[Items from an interface collection]
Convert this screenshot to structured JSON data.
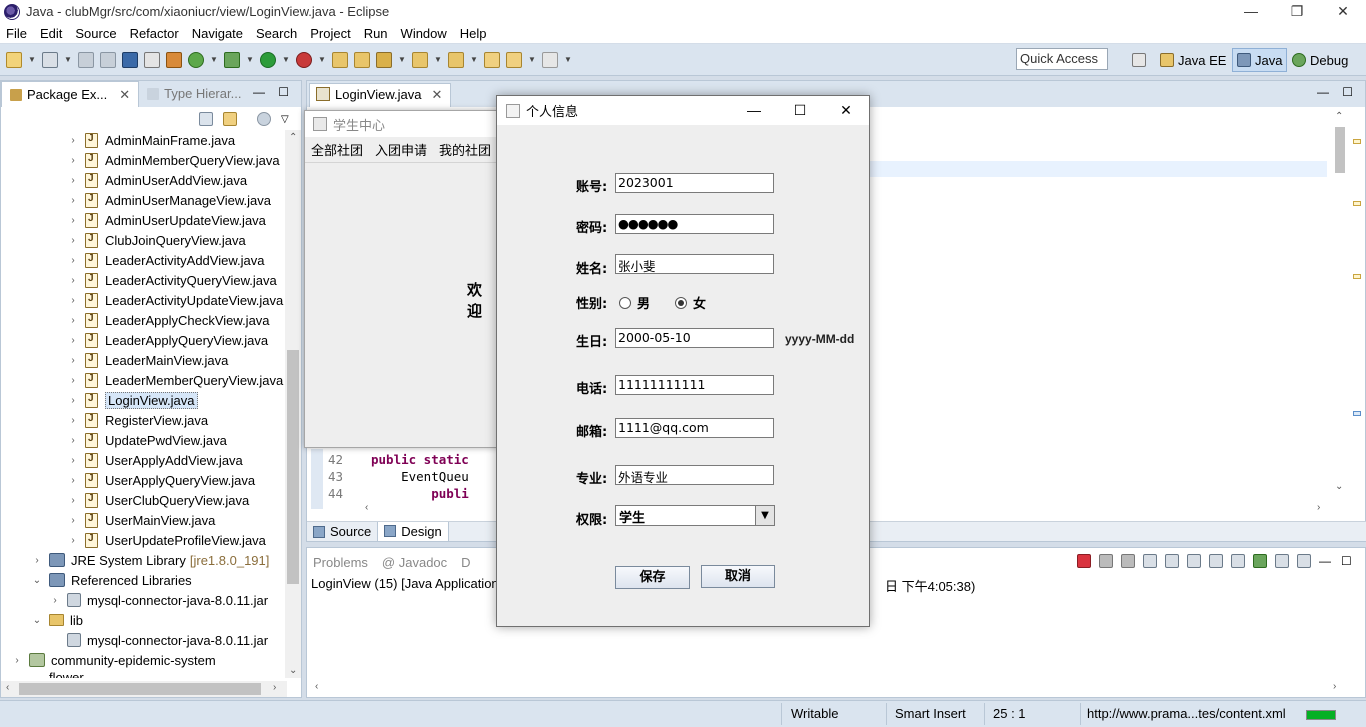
{
  "window": {
    "title": "Java - clubMgr/src/com/xiaoniucr/view/LoginView.java - Eclipse",
    "min": "—",
    "restore": "❐",
    "close": "✕"
  },
  "menu": [
    "File",
    "Edit",
    "Source",
    "Refactor",
    "Navigate",
    "Search",
    "Project",
    "Run",
    "Window",
    "Help"
  ],
  "toolbar": {
    "quick_access": "Quick Access",
    "perspectives": [
      "Java EE",
      "Java",
      "Debug"
    ]
  },
  "left_panel": {
    "tabs": [
      "Package Ex...",
      "Type Hierar..."
    ],
    "files": [
      "AdminMainFrame.java",
      "AdminMemberQueryView.java",
      "AdminUserAddView.java",
      "AdminUserManageView.java",
      "AdminUserUpdateView.java",
      "ClubJoinQueryView.java",
      "LeaderActivityAddView.java",
      "LeaderActivityQueryView.java",
      "LeaderActivityUpdateView.java",
      "LeaderApplyCheckView.java",
      "LeaderApplyQueryView.java",
      "LeaderMainView.java",
      "LeaderMemberQueryView.java",
      "LoginView.java",
      "RegisterView.java",
      "UpdatePwdView.java",
      "UserApplyAddView.java",
      "UserApplyQueryView.java",
      "UserClubQueryView.java",
      "UserMainView.java",
      "UserUpdateProfileView.java"
    ],
    "selected_file": "LoginView.java",
    "jre": {
      "label": "JRE System Library",
      "suffix": "[jre1.8.0_191]"
    },
    "referenced_libraries": "Referenced Libraries",
    "jar1": "mysql-connector-java-8.0.11.jar",
    "lib": "lib",
    "jar2": "mysql-connector-java-8.0.11.jar",
    "project": "community-epidemic-system",
    "project_cut": "flower"
  },
  "editor": {
    "tab": "LoginView.java",
    "code": [
      {
        "ln": "42",
        "kw": "public static",
        "rest": ""
      },
      {
        "ln": "43",
        "kw": "",
        "rest": "    EventQueu"
      },
      {
        "ln": "44",
        "kw": "        publi",
        "rest": ""
      }
    ],
    "bottom_tabs": [
      "Source",
      "Design"
    ]
  },
  "console": {
    "tabs": [
      "Problems",
      "@ Javadoc",
      "D"
    ],
    "line_left": "LoginView (15) [Java Application",
    "line_right": "日 下午4:05:38)"
  },
  "statusbar": {
    "writable": "Writable",
    "insert_mode": "Smart Insert",
    "position": "25 : 1",
    "url": "http://www.prama...tes/content.xml",
    "progress": 1.0
  },
  "student_window": {
    "title": "学生中心",
    "menu": [
      "全部社团",
      "入团申请",
      "我的社团"
    ],
    "welcome": "欢 迎"
  },
  "dialog": {
    "title": "个人信息",
    "account_label": "账号:",
    "account": "2023001",
    "password_label": "密码:",
    "password": "●●●●●●",
    "name_label": "姓名:",
    "name": "张小斐",
    "gender_label": "性别:",
    "gender_male": "男",
    "gender_female": "女",
    "gender_selected": "女",
    "birthday_label": "生日:",
    "birthday": "2000-05-10",
    "birthday_hint": "yyyy-MM-dd",
    "phone_label": "电话:",
    "phone": "11111111111",
    "email_label": "邮箱:",
    "email": "1111@qq.com",
    "major_label": "专业:",
    "major": "外语专业",
    "role_label": "权限:",
    "role": "学生",
    "save": "保存",
    "cancel": "取消"
  }
}
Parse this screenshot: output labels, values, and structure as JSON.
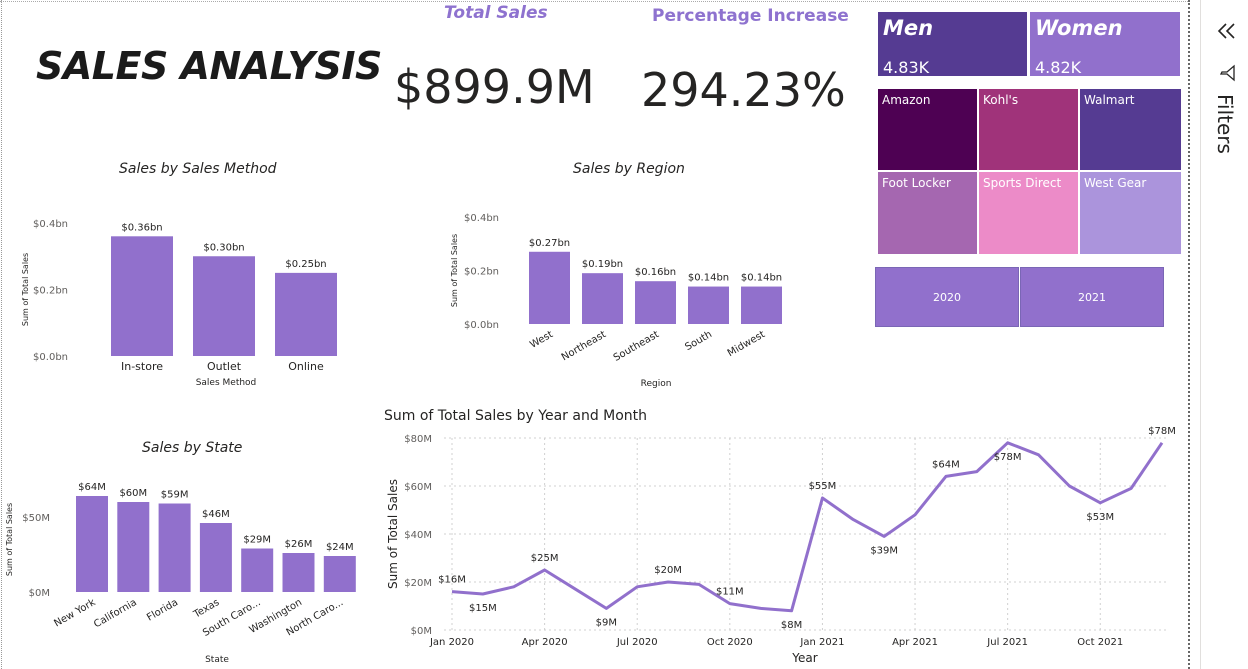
{
  "header": {
    "title": "SALES ANALYSIS"
  },
  "kpis": {
    "total_sales": {
      "label": "Total Sales",
      "value": "$899.9M"
    },
    "pct_increase": {
      "label": "Percentage Increase",
      "value": "294.23%"
    }
  },
  "gender": {
    "men": {
      "label": "Men",
      "value": "4.83K",
      "color": "#553b92"
    },
    "women": {
      "label": "Women",
      "value": "4.82K",
      "color": "#9170cc"
    }
  },
  "retailers": [
    {
      "name": "Amazon",
      "color": "#4e0153"
    },
    {
      "name": "Kohl's",
      "color": "#a0337a"
    },
    {
      "name": "Walmart",
      "color": "#553b92"
    },
    {
      "name": "Foot Locker",
      "color": "#a567b0"
    },
    {
      "name": "Sports Direct",
      "color": "#ec8bc8"
    },
    {
      "name": "West Gear",
      "color": "#ab94dc"
    }
  ],
  "year_slicer": [
    "2020",
    "2021"
  ],
  "filters_pane": {
    "label": "Filters",
    "collapse_icon": "double-chevron-left-icon",
    "filter_icon": "funnel-icon"
  },
  "chart_data": [
    {
      "type": "bar",
      "title": "Sales by Sales Method",
      "xlabel": "Sales Method",
      "ylabel": "Sum of Total Sales",
      "categories": [
        "In-store",
        "Outlet",
        "Online"
      ],
      "values": [
        0.36,
        0.3,
        0.25
      ],
      "data_labels": [
        "$0.36bn",
        "$0.30bn",
        "$0.25bn"
      ],
      "yticks": [
        "$0.0bn",
        "$0.2bn",
        "$0.4bn"
      ],
      "ylim": [
        0,
        0.4
      ],
      "color": "#9170cc"
    },
    {
      "type": "bar",
      "title": "Sales by Region",
      "xlabel": "Region",
      "ylabel": "Sum of Total Sales",
      "categories": [
        "West",
        "Northeast",
        "Southeast",
        "South",
        "Midwest"
      ],
      "values": [
        0.27,
        0.19,
        0.16,
        0.14,
        0.14
      ],
      "data_labels": [
        "$0.27bn",
        "$0.19bn",
        "$0.16bn",
        "$0.14bn",
        "$0.14bn"
      ],
      "yticks": [
        "$0.0bn",
        "$0.2bn",
        "$0.4bn"
      ],
      "ylim": [
        0,
        0.4
      ],
      "color": "#9170cc"
    },
    {
      "type": "bar",
      "title": "Sales by State",
      "xlabel": "State",
      "ylabel": "Sum of Total Sales",
      "categories": [
        "New York",
        "California",
        "Florida",
        "Texas",
        "South Caro...",
        "Washington",
        "North Caro..."
      ],
      "values": [
        64,
        60,
        59,
        46,
        29,
        26,
        24
      ],
      "data_labels": [
        "$64M",
        "$60M",
        "$59M",
        "$46M",
        "$29M",
        "$26M",
        "$24M"
      ],
      "yticks": [
        "$0M",
        "$50M"
      ],
      "ylim": [
        0,
        70
      ],
      "color": "#9170cc"
    },
    {
      "type": "line",
      "title": "Sum of Total Sales by Year and Month",
      "xlabel": "Year",
      "ylabel": "Sum of Total Sales",
      "x": [
        "Jan 2020",
        "Feb 2020",
        "Mar 2020",
        "Apr 2020",
        "May 2020",
        "Jun 2020",
        "Jul 2020",
        "Aug 2020",
        "Sep 2020",
        "Oct 2020",
        "Nov 2020",
        "Dec 2020",
        "Jan 2021",
        "Feb 2021",
        "Mar 2021",
        "Apr 2021",
        "May 2021",
        "Jun 2021",
        "Jul 2021",
        "Aug 2021",
        "Sep 2021",
        "Oct 2021",
        "Nov 2021",
        "Dec 2021"
      ],
      "values": [
        16,
        15,
        18,
        25,
        17,
        9,
        18,
        20,
        19,
        11,
        9,
        8,
        55,
        46,
        39,
        48,
        64,
        66,
        78,
        73,
        60,
        53,
        59,
        78
      ],
      "xticks": [
        "Jan 2020",
        "Apr 2020",
        "Jul 2020",
        "Oct 2020",
        "Jan 2021",
        "Apr 2021",
        "Jul 2021",
        "Oct 2021"
      ],
      "yticks": [
        "$0M",
        "$20M",
        "$40M",
        "$60M",
        "$80M"
      ],
      "ylim": [
        0,
        80
      ],
      "grid": true,
      "color": "#9170cc",
      "point_labels": [
        {
          "index": 0,
          "text": "$16M",
          "pos": "above"
        },
        {
          "index": 1,
          "text": "$15M",
          "pos": "below"
        },
        {
          "index": 3,
          "text": "$25M",
          "pos": "above"
        },
        {
          "index": 5,
          "text": "$9M",
          "pos": "below"
        },
        {
          "index": 7,
          "text": "$20M",
          "pos": "above"
        },
        {
          "index": 9,
          "text": "$11M",
          "pos": "above"
        },
        {
          "index": 11,
          "text": "$8M",
          "pos": "below"
        },
        {
          "index": 12,
          "text": "$55M",
          "pos": "above"
        },
        {
          "index": 14,
          "text": "$39M",
          "pos": "below"
        },
        {
          "index": 16,
          "text": "$64M",
          "pos": "above"
        },
        {
          "index": 18,
          "text": "$78M",
          "pos": "below"
        },
        {
          "index": 21,
          "text": "$53M",
          "pos": "below"
        },
        {
          "index": 23,
          "text": "$78M",
          "pos": "above"
        }
      ]
    }
  ]
}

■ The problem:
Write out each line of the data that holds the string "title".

■ Exercise response:
    "title": "Java - clubMgr/src/com/xiaoniucr/view/LoginView.java - Eclipse",
    "title": "学生中心",
    "title": "个人信息",
    "title": "SALES ANALYSIS"
      "title": "Sales by Sales Method",
      "title": "Sales by Region",
      "title": "Sales by State",
      "title": "Sum of Total Sales by Year and Month",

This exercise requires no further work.